Ginger Rogers was an Oscar-winning star who claimed her place in movie history as Fred Astaire’s perfect partner. Through 10 Hollywood musicals, Rogers did matched the elegant, suave Astaire with grace, style and energy. She did everything he did, she famously groused, “for half the money, backwards and in high heels.”
Rogers’ rich life story is the subject of Backwards in High Heels, a show created in 2007 at Florida Stage by Lynnette Barkley and Christopher McGovern. The dance-driven stage biography is now at the Stage Door Theatre in Coral Springs, and though simpler in execution, the production delivers thanks largely to the distaff half of its cast.
Director Dan Kelley and choreographer Yoav Levin smoothly convey Rogers’ story, punctuating it with one dazzling dance number after another.
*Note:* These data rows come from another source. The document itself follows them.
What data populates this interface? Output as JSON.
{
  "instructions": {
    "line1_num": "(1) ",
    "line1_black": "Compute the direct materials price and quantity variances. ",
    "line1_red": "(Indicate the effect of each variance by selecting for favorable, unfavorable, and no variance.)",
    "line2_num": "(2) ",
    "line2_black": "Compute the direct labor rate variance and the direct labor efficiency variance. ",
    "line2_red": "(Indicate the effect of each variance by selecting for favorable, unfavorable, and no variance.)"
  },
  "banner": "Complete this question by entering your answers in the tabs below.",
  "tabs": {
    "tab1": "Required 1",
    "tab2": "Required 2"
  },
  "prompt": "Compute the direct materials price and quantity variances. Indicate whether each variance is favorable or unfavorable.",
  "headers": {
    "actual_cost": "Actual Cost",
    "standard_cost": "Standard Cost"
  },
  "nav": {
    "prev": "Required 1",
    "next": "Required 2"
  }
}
Musical director Dave Nagy, bass player Martha Spangler and percussionist Julie Jacobs supply the live music so critical to the give-and-take between singers and musicians. Costume designer Jerry Sturdefant, lighting designer Ardeau Landhuis and Stage Door’s scenic designers largely keep the show’s palette in black, white and grays, appropriate for a star whose movie legacy was captured in black and white.
McGovern’s script, which isn’t always crystal clear, tells the story of the driven woman who was born Virginia Katherine McMath in 1911. Her parents didn’t stay together long, and her mother Lela tried making it in Hollywood as a screenwriter but soon found her life’s calling: micromanaging the life and career of the daughter who rechristened herself “Ginger.”
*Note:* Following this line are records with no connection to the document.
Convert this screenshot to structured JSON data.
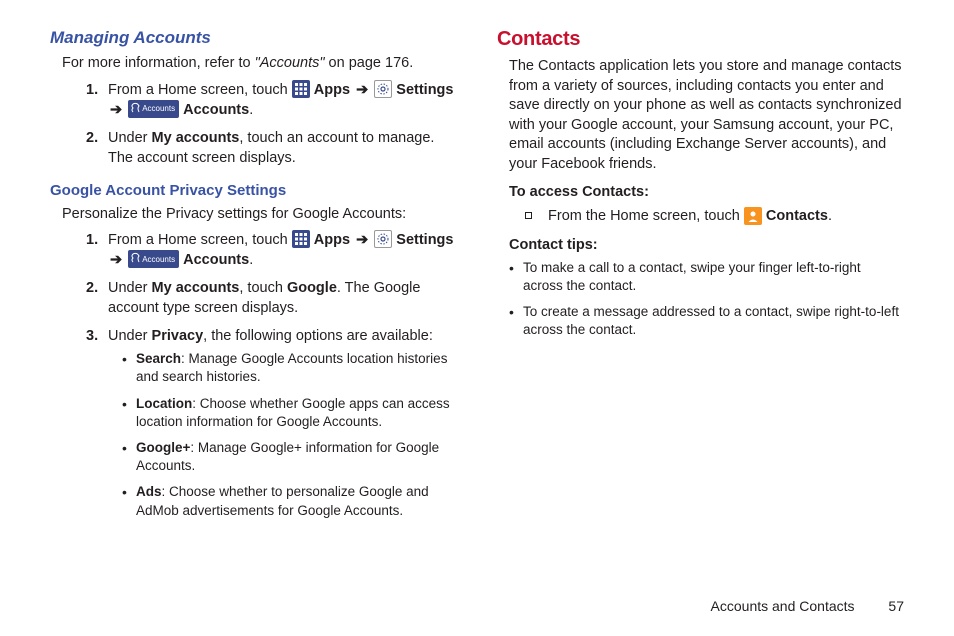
{
  "left": {
    "heading": "Managing Accounts",
    "intro_prefix": "For more information, refer to ",
    "intro_ref": "\"Accounts\"",
    "intro_suffix": " on page 176.",
    "steps": [
      {
        "num": "1.",
        "prefix": "From a Home screen, touch ",
        "apps_label": "Apps",
        "settings_label": "Settings",
        "accounts_label": "Accounts",
        "suffix": "."
      },
      {
        "num": "2.",
        "prefix": "Under ",
        "bold1": "My accounts",
        "mid": ", touch an account to manage. The account screen displays."
      }
    ],
    "sub_heading": "Google Account Privacy Settings",
    "sub_intro": "Personalize the Privacy settings for Google Accounts:",
    "sub_steps": [
      {
        "num": "1.",
        "prefix": "From a Home screen, touch ",
        "apps_label": "Apps",
        "settings_label": "Settings",
        "accounts_label": "Accounts",
        "suffix": "."
      },
      {
        "num": "2.",
        "prefix": "Under ",
        "bold1": "My accounts",
        "mid": ", touch ",
        "bold2": "Google",
        "suffix": ". The Google account type screen displays."
      },
      {
        "num": "3.",
        "prefix": "Under ",
        "bold1": "Privacy",
        "mid": ", the following options are available:"
      }
    ],
    "privacy_opts": [
      {
        "name": "Search",
        "desc": ": Manage Google Accounts location histories and search histories."
      },
      {
        "name": "Location",
        "desc": ": Choose whether Google apps can access location information for Google Accounts."
      },
      {
        "name": "Google+",
        "desc": ": Manage Google+ information for Google Accounts."
      },
      {
        "name": "Ads",
        "desc": ": Choose whether to personalize Google and AdMob advertisements for Google Accounts."
      }
    ]
  },
  "right": {
    "heading": "Contacts",
    "intro": "The Contacts application lets you store and manage contacts from a variety of sources, including contacts you enter and save directly on your phone as well as contacts synchronized with your Google account, your Samsung account, your PC, email accounts (including Exchange Server accounts), and your Facebook friends.",
    "access_heading": "To access Contacts:",
    "access_prefix": "From the Home screen, touch ",
    "access_label": "Contacts",
    "access_suffix": ".",
    "tips_heading": "Contact tips:",
    "tips": [
      "To make a call to a contact, swipe your finger left-to-right across the contact.",
      "To create a message addressed to a contact, swipe right-to-left across the contact."
    ]
  },
  "footer": {
    "section": "Accounts and Contacts",
    "page": "57"
  },
  "icons": {
    "accounts_text": "Accounts"
  }
}
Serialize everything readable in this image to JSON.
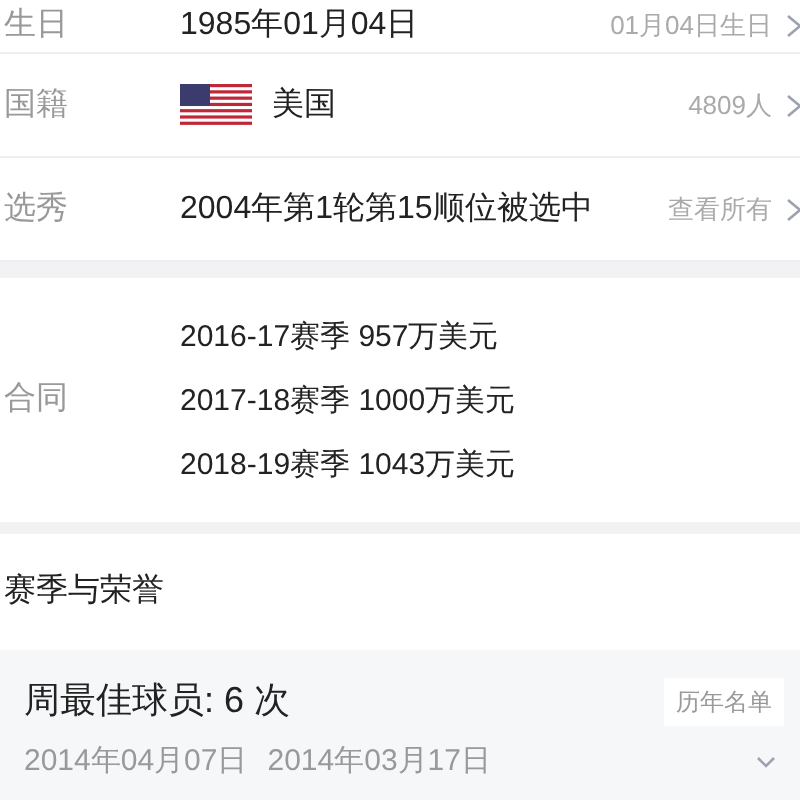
{
  "info_rows": [
    {
      "label": "生日",
      "value": "1985年01月04日",
      "extra": "01月04日生日",
      "kind": "text"
    },
    {
      "label": "国籍",
      "value": "美国",
      "extra": "4809人",
      "kind": "flag"
    },
    {
      "label": "选秀",
      "value": "2004年第1轮第15顺位被选中",
      "extra": "查看所有",
      "kind": "text"
    }
  ],
  "contract": {
    "label": "合同",
    "lines": [
      "2016-17赛季 957万美元",
      "2017-18赛季 1000万美元",
      "2018-19赛季 1043万美元"
    ]
  },
  "honors": {
    "title": "赛季与荣誉",
    "award": "周最佳球员: 6 次",
    "button": "历年名单",
    "dates": [
      "2014年04月07日",
      "2014年03月17日"
    ],
    "expanded": false
  }
}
Determined to become a star, Ginger – played at Stage Door by the radiant, abundantly talented Kelly Skidmore – started dancing on the Orpheum circuit at 15. Before she was 20, she was starring on Broadway opposite Ethel Merman in Girl Crazy. By 1929, she was making movies, and in 1933, she began her rich celluloid partnership with Astaire. In 1941, she won her best actress Oscar for Kitty Foyle, and she became a hugely successful star in movie comedies and dramas in the 1940s.
Rogers less-fulfilling personal life involved five failed marriages and, at least according to McGovern’s take, a love-hate relationship with her mother. At Stage Door, Kate Scott plays Lela as an omnipresent redhead who tries but fails to control her headstrong daughter. The warmth in Scott’s voice as she sings You’ll Never Know underscores the Lela’s feelings of tenderness and pain.
Nicole Davey sketches miniature portraits of several stars – Merman, Bette Davis, Marlene Dietrich, Katharine Hepburn – and emerges as the show’s solid comedienne. Ryan Lingle is a persuasive suitor-turned-scoundrel as Rogers’ first husband, Jack Culpepper, but his Jimmy Stewart bears no resemblance to the affable star. Jake Delany gets the Astaire role, but he looks, sounds and moves nothing like the legendary dancer-choreographer, and Skidmore handily out-dances him. Jonathan Van Dyke, like the other guys, contributes in a variety of roles.
Backwards in High Heels may play a little loose in spots with the facts of a fascinating life. But watching the cast sing and dance to such movie musical classics as Fascinating Rhythm, A Fine Romance, I Got Rhythm, We’re in the Money and Let’s Face the Music and Dance? That’s entertainment.